Step 4: Determine Applicable Moral Standard(s) • A standard (norm) is a principle that will be used to measure the action and the results. Be sure the standard prescribes and instructs conduct (use IF...THEN statements). • 4a. Write a standard for each of 4 ethical theories. Use guidelines given by Harris. • Natural law • Respect for Persons • Egoism • Utilitarianism • 4b. Write the applicable moral standards for Christian Normative Principles.
Step 4: Examples of Moral Standard(s) • Egoism: • Side-constraint: • In the case of eugenics: Eugenics is a poor justification for abortion. Justification on this basis could lead to bad, at-large societal policies. • Therefore, side-constrained to prevent eugenic abortions. • IF a mother chooses abortion within the moral side-constraint above, • AND that choice promotes her self-interest at least as much as any of the alternates, • THEN that action is moral.
Step 4: Examples of Moral Standard(s) • Natural Law: • IF a mother chooses abortion • AND it violates the fundamental values of Life, and/or Procreation, • THEN that action is immoral • UNLESS a qualifying principle applies.
Step 4: Examples of Moral Standard(s) • Utilitarian: • IF a mother chooses abortion • AND her life or health is at risk • AND her serious interests outweigh those of the fetus, • THEN the action is moral.
Step 4: Examples of Moral Standard(s) • Respect for Persons: • IF a mother aborts her unborn fetus at anytime through the seventh month of pregnancy • AND her serious interests are at stake, • THEN that action is moral, • UNLESS it fails a qualifying principle THEN check the alternate.

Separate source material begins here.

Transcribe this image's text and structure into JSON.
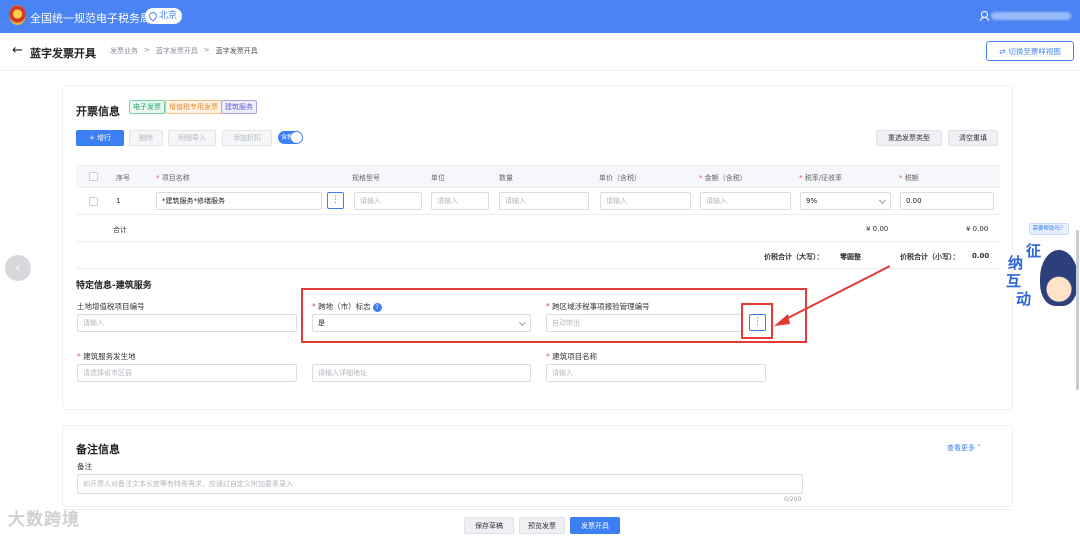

Biblical Norms: • Choose the Biblical Norms (from Monsma’s list) that are not adequately represented in the other theories: • Cultural appropriateness –The right action is the one with • the most culturally adapted or manageable technology (means), and • whose consequences are most consistent with our values for life of fetus and liberty of mother. • Open Communication–The right action is the one that • promotes values for human life represented by the mothers' well-being and the fetuses' life. • Delightful Harmony–The right action would be the one that • develops the greatest "harmony" among the major stakeholders (mother, father, and child).
Step 5: Evaluate the Options for each Standard • Analyze the various moral standards to determine what ought to be done in this case. • Determine whether the different moral standards yield converging or diverging judgments about what ought to be done. • Determine whether there are any • unwarranted factual assumptions that need to be examined. • unresolved conceptual issues in each argument. • fallacies or logical errors.
Step 6: Conduct Numeric Analysis • Evaluate the ethical reasons and arguments for each option in terms of how well the option fulfills the Moral Standard, assigning VALUES to each option • 10 = perfect fulfillment • 9 = excellent fulfillment • 8 = very good fulfillment • 7 = good fulfillment • 5 = adequate fulfillment • 3 = poor fulfillment • 2 = very poor fulfillment • 1 = absolutely no fulfillment • 0 = does not apply
Step 6: Conduct Numerical Evaluation • Determine the importance of each Applicable Moral Standard to the case. Assign a WEIGHT to each standard, where: • 4 = absolutely essential consideration • 3 = very important consideration • 2 = somewhat important consideration • 1 = a consideration of only minor importance
Step 6: Conduct Numerical Evaluation • Multiply WEIGHTS by VALUES to get WEIGHTED VALUES for each option. Then SUM the WEIGHTED VALUES.
Step 7: Make a Decision • Decide which of the identified options you would recommend or judge to be the ethically best way to deal with the issue presented in this case based upon which option has the strongest ethical reasons behind it. • Determine how a critic of your position might try to argue against it using other ethical reasons, and present a rebuttal or counter‑argument in defense of your judgment.